*Exercise*. What is the number of lines below that contain the string "value"? Give it and nothing else.

Supplied records Start Marker

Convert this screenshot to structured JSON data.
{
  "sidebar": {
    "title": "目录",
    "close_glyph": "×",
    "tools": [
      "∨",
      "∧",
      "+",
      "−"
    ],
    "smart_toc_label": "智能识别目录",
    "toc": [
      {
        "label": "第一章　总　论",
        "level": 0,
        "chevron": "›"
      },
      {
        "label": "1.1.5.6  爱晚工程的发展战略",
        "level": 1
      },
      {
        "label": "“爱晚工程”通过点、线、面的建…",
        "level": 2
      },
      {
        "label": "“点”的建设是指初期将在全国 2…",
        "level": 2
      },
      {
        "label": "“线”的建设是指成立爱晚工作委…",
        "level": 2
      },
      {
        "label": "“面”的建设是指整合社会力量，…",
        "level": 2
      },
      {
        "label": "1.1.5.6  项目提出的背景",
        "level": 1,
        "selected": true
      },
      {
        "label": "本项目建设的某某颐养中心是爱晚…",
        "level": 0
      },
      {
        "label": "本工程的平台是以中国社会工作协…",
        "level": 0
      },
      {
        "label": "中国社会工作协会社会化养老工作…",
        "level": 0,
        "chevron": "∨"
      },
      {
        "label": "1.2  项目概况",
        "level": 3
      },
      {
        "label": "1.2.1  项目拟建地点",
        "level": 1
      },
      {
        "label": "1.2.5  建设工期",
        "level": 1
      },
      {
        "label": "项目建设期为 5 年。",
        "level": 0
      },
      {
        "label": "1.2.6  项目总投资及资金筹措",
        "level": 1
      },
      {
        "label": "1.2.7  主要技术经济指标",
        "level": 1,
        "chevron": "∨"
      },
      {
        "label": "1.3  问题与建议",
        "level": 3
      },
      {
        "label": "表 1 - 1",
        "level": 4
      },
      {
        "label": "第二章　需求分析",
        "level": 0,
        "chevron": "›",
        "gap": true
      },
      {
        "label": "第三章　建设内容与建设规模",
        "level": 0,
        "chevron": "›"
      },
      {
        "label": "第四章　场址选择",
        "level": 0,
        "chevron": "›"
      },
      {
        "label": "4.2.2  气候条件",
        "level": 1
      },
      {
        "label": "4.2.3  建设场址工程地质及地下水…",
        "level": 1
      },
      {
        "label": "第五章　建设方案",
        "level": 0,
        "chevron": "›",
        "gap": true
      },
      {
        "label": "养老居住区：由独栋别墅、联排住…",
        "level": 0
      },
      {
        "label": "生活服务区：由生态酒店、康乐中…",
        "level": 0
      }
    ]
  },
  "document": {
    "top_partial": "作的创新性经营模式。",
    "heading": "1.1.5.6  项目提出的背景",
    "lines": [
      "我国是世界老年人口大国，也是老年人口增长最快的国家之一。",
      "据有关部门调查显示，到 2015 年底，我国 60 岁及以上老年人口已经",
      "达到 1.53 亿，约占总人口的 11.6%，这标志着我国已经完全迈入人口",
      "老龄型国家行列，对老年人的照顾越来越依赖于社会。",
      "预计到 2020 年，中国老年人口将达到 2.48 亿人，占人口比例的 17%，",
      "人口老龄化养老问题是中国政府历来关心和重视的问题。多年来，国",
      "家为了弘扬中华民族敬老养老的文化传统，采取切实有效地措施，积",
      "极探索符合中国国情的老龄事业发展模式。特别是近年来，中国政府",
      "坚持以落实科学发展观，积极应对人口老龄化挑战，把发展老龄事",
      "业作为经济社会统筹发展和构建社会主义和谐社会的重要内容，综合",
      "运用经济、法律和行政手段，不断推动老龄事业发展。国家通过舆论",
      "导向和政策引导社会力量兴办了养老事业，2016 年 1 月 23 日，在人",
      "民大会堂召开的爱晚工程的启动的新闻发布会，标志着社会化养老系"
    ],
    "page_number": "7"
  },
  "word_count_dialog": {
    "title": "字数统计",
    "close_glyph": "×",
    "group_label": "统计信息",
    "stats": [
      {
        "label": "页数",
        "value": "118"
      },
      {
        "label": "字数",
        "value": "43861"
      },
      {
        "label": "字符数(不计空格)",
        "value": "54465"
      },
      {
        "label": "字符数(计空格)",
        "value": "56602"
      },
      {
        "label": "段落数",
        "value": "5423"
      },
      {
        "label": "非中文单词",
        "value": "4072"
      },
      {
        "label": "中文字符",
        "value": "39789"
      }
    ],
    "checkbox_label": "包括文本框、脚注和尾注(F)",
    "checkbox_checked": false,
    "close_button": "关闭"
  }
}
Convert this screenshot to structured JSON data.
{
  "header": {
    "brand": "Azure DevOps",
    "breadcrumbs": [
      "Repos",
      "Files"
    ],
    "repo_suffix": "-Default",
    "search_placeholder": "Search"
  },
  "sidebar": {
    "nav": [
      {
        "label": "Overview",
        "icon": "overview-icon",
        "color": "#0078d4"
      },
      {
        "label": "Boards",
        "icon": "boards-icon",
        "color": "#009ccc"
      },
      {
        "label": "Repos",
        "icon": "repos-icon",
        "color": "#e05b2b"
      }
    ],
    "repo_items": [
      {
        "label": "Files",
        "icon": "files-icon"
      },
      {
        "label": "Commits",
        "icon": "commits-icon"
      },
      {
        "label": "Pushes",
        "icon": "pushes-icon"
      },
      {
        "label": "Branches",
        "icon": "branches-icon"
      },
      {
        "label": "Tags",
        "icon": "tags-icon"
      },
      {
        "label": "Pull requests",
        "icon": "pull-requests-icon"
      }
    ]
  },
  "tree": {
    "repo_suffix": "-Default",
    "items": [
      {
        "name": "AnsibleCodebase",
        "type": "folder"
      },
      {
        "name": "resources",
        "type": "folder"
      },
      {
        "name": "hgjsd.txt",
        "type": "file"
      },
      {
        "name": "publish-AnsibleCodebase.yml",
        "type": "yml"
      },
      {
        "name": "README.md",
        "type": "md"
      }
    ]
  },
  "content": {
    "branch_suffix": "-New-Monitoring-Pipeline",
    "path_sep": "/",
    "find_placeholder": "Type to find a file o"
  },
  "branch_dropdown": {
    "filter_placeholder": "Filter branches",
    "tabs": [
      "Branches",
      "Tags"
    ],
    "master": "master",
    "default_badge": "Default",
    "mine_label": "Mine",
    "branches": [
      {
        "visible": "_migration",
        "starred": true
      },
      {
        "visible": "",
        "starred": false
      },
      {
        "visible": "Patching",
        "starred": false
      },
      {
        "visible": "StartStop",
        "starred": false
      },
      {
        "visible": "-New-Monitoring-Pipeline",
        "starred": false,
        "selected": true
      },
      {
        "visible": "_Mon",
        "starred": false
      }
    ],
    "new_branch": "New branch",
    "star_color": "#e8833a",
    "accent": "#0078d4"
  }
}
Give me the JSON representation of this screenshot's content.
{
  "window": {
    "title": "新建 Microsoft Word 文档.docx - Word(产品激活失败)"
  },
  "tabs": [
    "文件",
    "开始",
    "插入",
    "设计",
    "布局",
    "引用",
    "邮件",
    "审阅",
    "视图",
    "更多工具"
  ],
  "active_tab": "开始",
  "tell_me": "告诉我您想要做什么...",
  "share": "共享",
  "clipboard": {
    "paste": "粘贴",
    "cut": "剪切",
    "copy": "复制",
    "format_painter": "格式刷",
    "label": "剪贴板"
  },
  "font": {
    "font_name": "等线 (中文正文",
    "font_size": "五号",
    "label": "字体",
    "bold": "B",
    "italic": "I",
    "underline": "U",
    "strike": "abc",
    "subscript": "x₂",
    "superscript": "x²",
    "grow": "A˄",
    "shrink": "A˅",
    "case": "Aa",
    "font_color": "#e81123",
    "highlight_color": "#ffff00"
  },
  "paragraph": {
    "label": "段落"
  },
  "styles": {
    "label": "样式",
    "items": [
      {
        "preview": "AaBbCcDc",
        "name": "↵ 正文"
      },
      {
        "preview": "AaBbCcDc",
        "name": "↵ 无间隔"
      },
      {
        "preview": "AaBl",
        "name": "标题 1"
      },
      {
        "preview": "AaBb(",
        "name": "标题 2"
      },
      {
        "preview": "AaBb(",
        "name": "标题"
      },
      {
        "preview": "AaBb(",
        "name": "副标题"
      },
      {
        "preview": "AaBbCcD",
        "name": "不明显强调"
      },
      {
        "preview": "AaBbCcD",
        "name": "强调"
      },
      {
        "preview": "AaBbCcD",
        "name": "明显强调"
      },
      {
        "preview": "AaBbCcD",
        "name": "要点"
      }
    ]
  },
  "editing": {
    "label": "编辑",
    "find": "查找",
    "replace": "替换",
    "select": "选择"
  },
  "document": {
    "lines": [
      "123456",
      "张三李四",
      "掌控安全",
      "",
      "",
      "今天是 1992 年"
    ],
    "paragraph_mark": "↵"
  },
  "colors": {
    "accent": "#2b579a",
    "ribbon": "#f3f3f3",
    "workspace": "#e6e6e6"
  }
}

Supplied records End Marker

*Reply to the exercise*. 7